There are several interfaces inside GLFW. Each interface has its own area of responsibility and its own naming conventions.

Public interface

The most well-known is the public interface, described in the glfw3.h header file. This is implemented in source files shared by all platforms and these files contain no platform-specific code. This code usually ends up calling the platform and internal interfaces to do the actual work.

The public interface uses the OpenGL naming conventions except with GLFW and glfw instead of GL and gl. For struct members, where OpenGL sets no precedent, it use headless camel case.

Examples: glfwCreateWindow, GLFWwindow, GLFW_RED_BITS

Native interface

The native interface is a small set of publicly available but platform-specific functions, described in the glfw3native.h header file and used to gain access to the underlying window, context and (on some platforms) display handles used by the platform interface.

The function names of the native interface are similar to those of the public interface, but embeds the name of the interface that the returned handle is from.

Examples: glfwGetX11Window, glfwGetWGLContext

Internal interface

The internal interface consists of utility functions used by all other interfaces. It is shared code implemented in the same shared source files as the public and event interfaces.

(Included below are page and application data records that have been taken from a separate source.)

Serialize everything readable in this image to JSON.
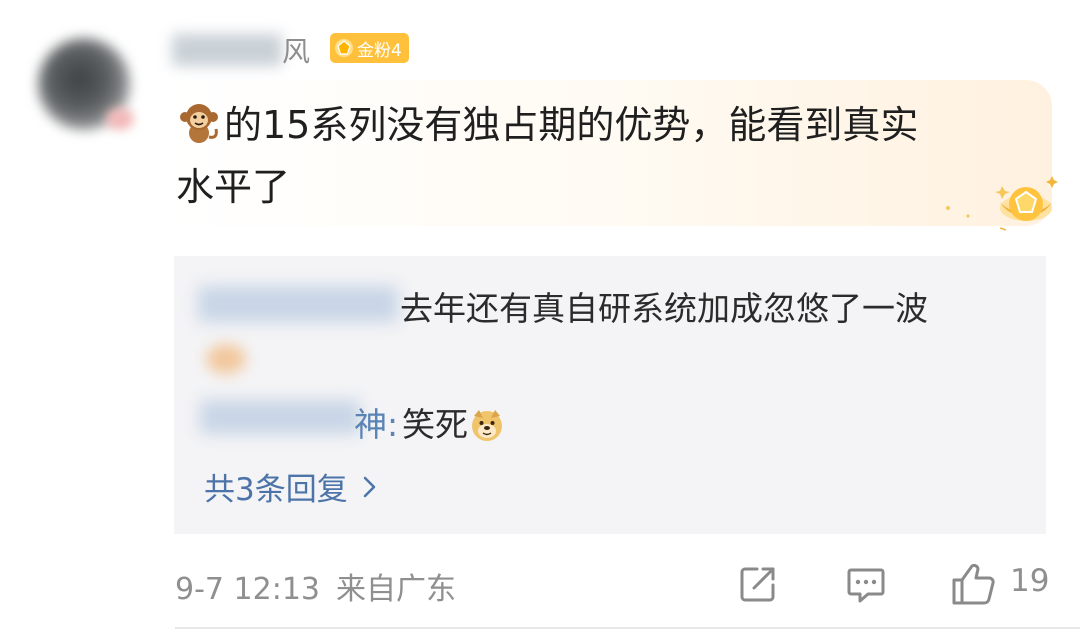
{
  "comment": {
    "username_visible": "风",
    "fan_badge": "金粉4",
    "text_line1": "的15系列没有独占期的优势，能看到真实",
    "text_line2": "水平了"
  },
  "replies": {
    "reply1_text": "去年还有真自研系统加成忽悠了一波",
    "reply2_name_tail": "神:",
    "reply2_text": "笑死",
    "more_label": "共3条回复"
  },
  "footer": {
    "time": "9-7 12:13",
    "location": "来自广东",
    "like_count": "19"
  },
  "icons": {
    "badge": "gem-icon",
    "emoji1": "monkey-emoji-icon",
    "emoji2": "doge-emoji-icon",
    "share": "share-icon",
    "reply": "comment-icon",
    "like": "thumbs-up-icon"
  },
  "colors": {
    "badge_bg": "#ffc13b",
    "link_blue": "#4d74a8",
    "meta_gray": "#8f8f8f"
  }
}
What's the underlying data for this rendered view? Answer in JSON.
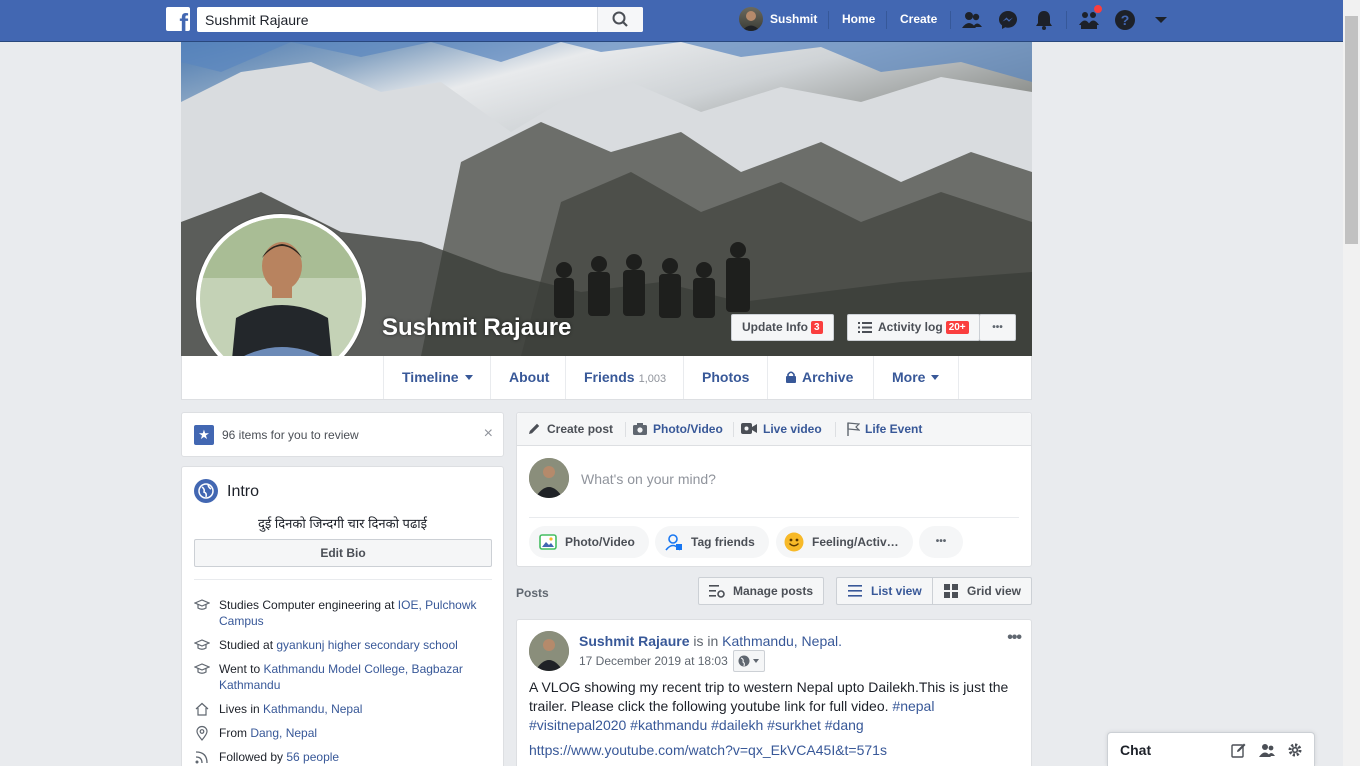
{
  "topbar": {
    "logo_letter": "f",
    "search_value": "Sushmit Rajaure",
    "user_name": "Sushmit",
    "home_label": "Home",
    "create_label": "Create",
    "accent": "#4267b2"
  },
  "profile": {
    "name": "Sushmit Rajaure",
    "update_info_label": "Update Info",
    "update_info_badge": "3",
    "activity_log_label": "Activity log",
    "activity_log_badge": "20+",
    "more_label": "•••"
  },
  "tabs": {
    "timeline": "Timeline",
    "about": "About",
    "friends": "Friends",
    "friends_count": "1,003",
    "photos": "Photos",
    "archive": "Archive",
    "more": "More"
  },
  "review": {
    "text": "96 items for you to review",
    "close": "×"
  },
  "intro": {
    "title": "Intro",
    "bio": "दुई दिनको जिन्दगी चार दिनको पढाई",
    "edit_bio_label": "Edit Bio",
    "items": [
      {
        "prefix": "Studies Computer engineering at ",
        "link": "IOE, Pulchowk Campus",
        "icon": "graduation-cap-icon"
      },
      {
        "prefix": "Studied at ",
        "link": "gyankunj higher secondary school",
        "icon": "graduation-cap-icon"
      },
      {
        "prefix": "Went to ",
        "link": "Kathmandu Model College, Bagbazar Kathmandu",
        "icon": "graduation-cap-icon"
      },
      {
        "prefix": "Lives in ",
        "link": "Kathmandu, Nepal",
        "icon": "home-icon"
      },
      {
        "prefix": "From ",
        "link": "Dang, Nepal",
        "icon": "location-pin-icon"
      },
      {
        "prefix": "Followed by ",
        "link": "56 people",
        "icon": "rss-icon"
      }
    ]
  },
  "composer": {
    "tabs": [
      "Create post",
      "Photo/Video",
      "Live video",
      "Life Event"
    ],
    "placeholder": "What's on your mind?",
    "pills": [
      "Photo/Video",
      "Tag friends",
      "Feeling/Activ…"
    ],
    "more_label": "•••"
  },
  "posts": {
    "label": "Posts",
    "manage_label": "Manage posts",
    "list_view_label": "List view",
    "grid_view_label": "Grid view"
  },
  "post": {
    "author": "Sushmit Rajaure",
    "is_in": " is in ",
    "location": "Kathmandu, Nepal.",
    "time": "17 December 2019 at 18:03",
    "body": "A VLOG showing my recent trip to western Nepal upto Dailekh.This is just the trailer. Please click the following youtube link for full video. ",
    "hashtags": "#nepal #visitnepal2020 #kathmandu #dailekh #surkhet #dang",
    "link": "https://www.youtube.com/watch?v=qx_EkVCA45I&t=571s",
    "more_label": "•••"
  },
  "chat": {
    "label": "Chat"
  }
}
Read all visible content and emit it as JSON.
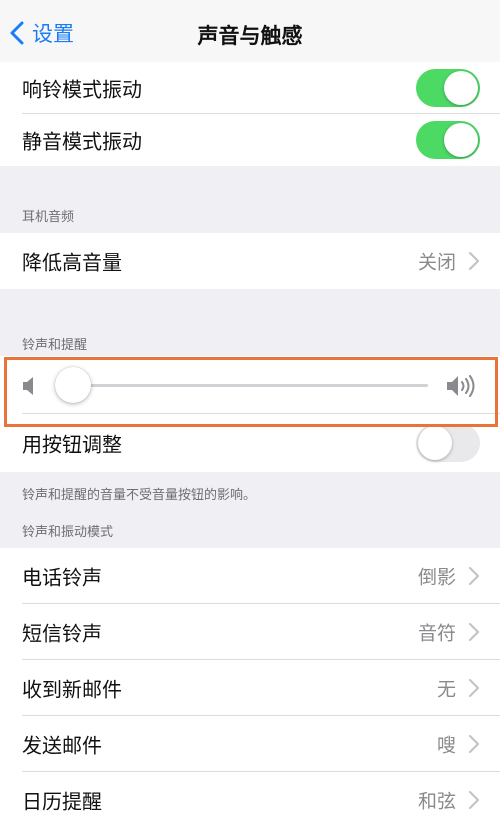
{
  "nav": {
    "back_label": "设置",
    "title": "声音与触感"
  },
  "vibration": {
    "ring_label": "响铃模式振动",
    "ring_on": true,
    "silent_label": "静音模式振动",
    "silent_on": true
  },
  "headphone": {
    "header": "耳机音频",
    "reduce_label": "降低高音量",
    "reduce_value": "关闭"
  },
  "ringer": {
    "header": "铃声和提醒",
    "volume_fraction": 0.04,
    "change_with_buttons_label": "用按钮调整",
    "change_with_buttons_on": false,
    "footnote": "铃声和提醒的音量不受音量按钮的影响。"
  },
  "patterns": {
    "header": "铃声和振动模式",
    "items": [
      {
        "label": "电话铃声",
        "value": "倒影"
      },
      {
        "label": "短信铃声",
        "value": "音符"
      },
      {
        "label": "收到新邮件",
        "value": "无"
      },
      {
        "label": "发送邮件",
        "value": "嗖"
      },
      {
        "label": "日历提醒",
        "value": "和弦"
      }
    ]
  },
  "colors": {
    "accent": "#1a7cf5",
    "toggle_on": "#4cd964",
    "highlight": "#e8743b"
  }
}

The internal interface is described in the internal.h header file.

The internal interface is in charge of GLFW's global data, which it stores in a _GLFWlibrary struct named _glfw.

The internal interface uses the same style as the public interface, except all global names have a leading underscore.

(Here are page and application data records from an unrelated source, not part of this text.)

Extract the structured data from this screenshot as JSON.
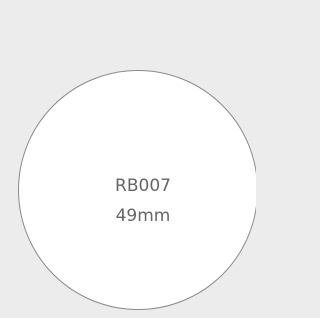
{
  "label": {
    "code": "RB007",
    "size": "49mm"
  },
  "colors": {
    "background": "#ececec",
    "circle_fill": "#ffffff",
    "circle_outline": "#8a8a8a",
    "text": "#666666"
  }
}
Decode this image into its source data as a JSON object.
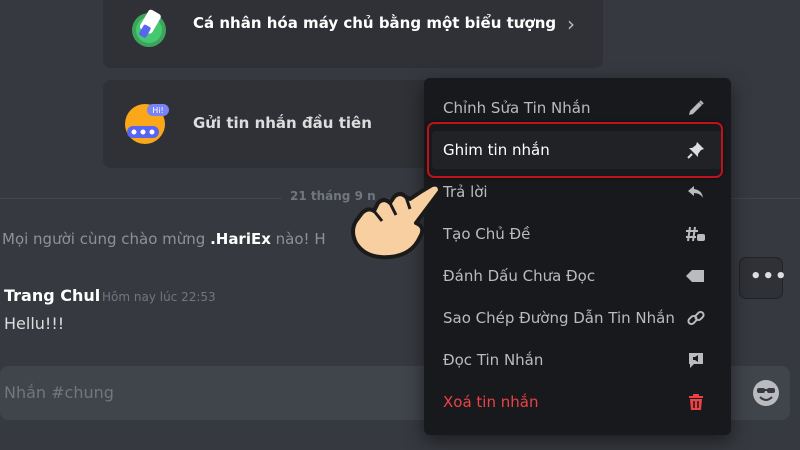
{
  "cards": {
    "customize_label": "Cá nhân hóa máy chủ bằng một biểu tượng",
    "first_message_label": "Gửi tin nhắn đầu tiên",
    "chevron": "›",
    "bubble_text": "Hi!"
  },
  "chat": {
    "date_divider": "21 tháng 9 n",
    "system_message": {
      "prefix": "Mọi người cùng chào mừng ",
      "username": ".HariEx",
      "suffix": " nào! H"
    },
    "message": {
      "author": "Trang Chul",
      "timestamp": "Hôm nay lúc 22:53",
      "text": "Hellu!!!"
    },
    "more_button": "•••"
  },
  "composer": {
    "placeholder": "Nhắn #chung"
  },
  "context_menu": {
    "items": [
      {
        "label": "Chỉnh Sửa Tin Nhắn",
        "icon": "pencil-icon"
      },
      {
        "label": "Ghim tin nhắn",
        "icon": "pin-icon",
        "highlighted": true
      },
      {
        "label": "Trả lời",
        "icon": "reply-icon"
      },
      {
        "label": "Tạo Chủ Đề",
        "icon": "thread-icon"
      },
      {
        "label": "Đánh Dấu Chưa Đọc",
        "icon": "tag-icon"
      },
      {
        "label": "Sao Chép Đường Dẫn Tin Nhắn",
        "icon": "link-icon"
      },
      {
        "label": "Đọc Tin Nhắn",
        "icon": "speaker-icon"
      },
      {
        "label": "Xoá tin nhắn",
        "icon": "trash-icon",
        "danger": true
      }
    ]
  },
  "colors": {
    "background": "#36393f",
    "menu_bg": "#18191c",
    "danger": "#ed4245",
    "highlight_border": "#c0121d"
  }
}
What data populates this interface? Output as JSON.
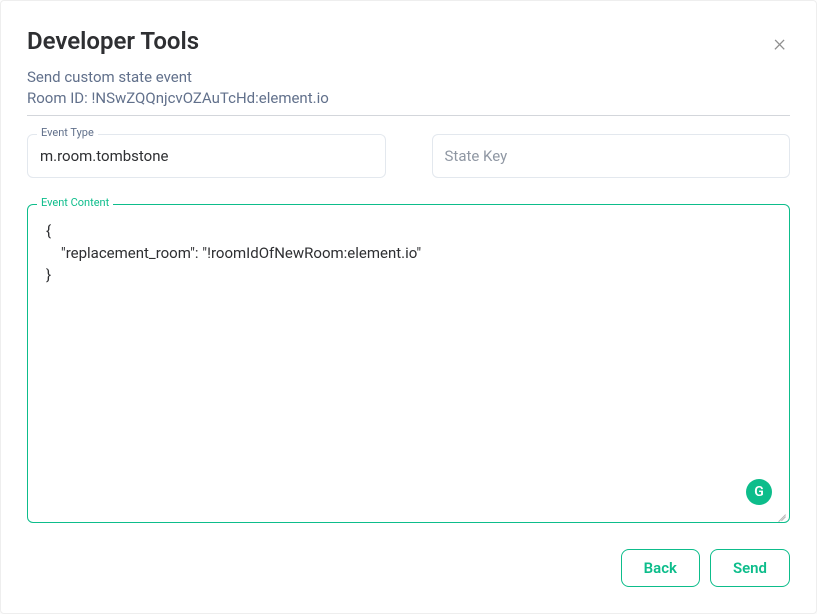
{
  "dialog": {
    "title": "Developer Tools",
    "close_glyph": "×",
    "subtitle_line1": "Send custom state event",
    "subtitle_room_prefix": "Room ID: ",
    "room_id": "!NSwZQQnjcvOZAuTcHd:element.io"
  },
  "fields": {
    "event_type": {
      "label": "Event Type",
      "value": "m.room.tombstone"
    },
    "state_key": {
      "placeholder": "State Key",
      "value": ""
    },
    "event_content": {
      "label": "Event Content",
      "value": "{\n    \"replacement_room\": \"!roomIdOfNewRoom:element.io\"\n}"
    }
  },
  "badge": {
    "glyph": "G"
  },
  "footer": {
    "back": "Back",
    "send": "Send"
  }
}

Examples: _glfwIsValidContextConfig, _GLFWwindow, _glfw.monitorCount

Platform interface

The platform interface implements all platform-specific operations as a service to the public interface. This includes event processing. The platform interface is never directly called by application code and never directly calls application-provided callbacks. It is also prohibited from modifying the platform-independent part of the internal structs. Instead, it calls the event interface when events interesting to GLFW are received.

The platform interface mostly mirrors those parts of the public interface that needs to perform platform-specific operations on some or all platforms.

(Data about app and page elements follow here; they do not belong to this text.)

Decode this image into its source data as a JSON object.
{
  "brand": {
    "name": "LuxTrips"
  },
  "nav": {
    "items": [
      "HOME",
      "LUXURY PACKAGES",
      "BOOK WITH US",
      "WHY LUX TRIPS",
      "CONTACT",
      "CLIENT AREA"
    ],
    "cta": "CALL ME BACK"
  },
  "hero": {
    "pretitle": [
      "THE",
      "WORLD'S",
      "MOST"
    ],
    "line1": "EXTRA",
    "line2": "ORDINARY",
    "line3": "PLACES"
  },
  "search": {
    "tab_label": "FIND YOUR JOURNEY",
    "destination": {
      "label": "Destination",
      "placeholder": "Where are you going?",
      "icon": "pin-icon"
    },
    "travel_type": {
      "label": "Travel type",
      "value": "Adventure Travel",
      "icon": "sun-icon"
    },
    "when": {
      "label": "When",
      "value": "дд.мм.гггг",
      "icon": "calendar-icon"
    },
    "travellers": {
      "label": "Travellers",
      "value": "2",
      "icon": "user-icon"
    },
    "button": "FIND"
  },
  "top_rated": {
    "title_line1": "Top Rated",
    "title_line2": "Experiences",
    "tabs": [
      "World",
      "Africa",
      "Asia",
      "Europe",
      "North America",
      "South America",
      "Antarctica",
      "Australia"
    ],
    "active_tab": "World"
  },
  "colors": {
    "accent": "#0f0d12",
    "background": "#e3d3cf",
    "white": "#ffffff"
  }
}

The window system bits of the platform API is called through the _GLFWplatform struct of function pointers, to allow runtime selection of platform. This includes the window and context creation, input and event processing, monitor and Vulkan surface creation parts of GLFW. This is located in the global _glfw struct.

Examples: _glfw.platform.createWindow

The timer, threading and module loading bits of the platform API are plain functions with a _glfwPlatform prefix, as these things are independent of what window system is being used.

Examples: _glfwPlatformGetTimerValue

The platform interface also defines structs that contain platform-specific global and per-object state. Their names mirror those of the internal interface, except that an interface-specific suffix is added.

Examples: _GLFWwindowX11, _GLFWcontextWGL

These structs are incorporated as members into the internal interface structs using special macros that name them after the specific interface used. This prevents shared code from accidentally using these members.

Examples: window->win32.handle, _glfw.x11.display

Event interface

The event interface is implemented in the same shared source files as the public interface and is responsible for delivering the events it receives to the application, either via callbacks, via window state changes or both.

The function names of the event interface use a _glfwInput prefix and the ObjectEvent pattern.

Examples: _glfwInputWindowFocus, _glfwInputCursorPos

Static functions

Static functions may be used by any interface and have no prefixes or suffixes. These use headless camel case.

Examples: isValidElementForJoystick

Configuration macros

GLFW uses a number of configuration macros to select at compile time which interfaces and code paths to use. They are defined in the GLFW CMake target.

Configuration macros the same style as tokens in the public interface, except with a leading underscore.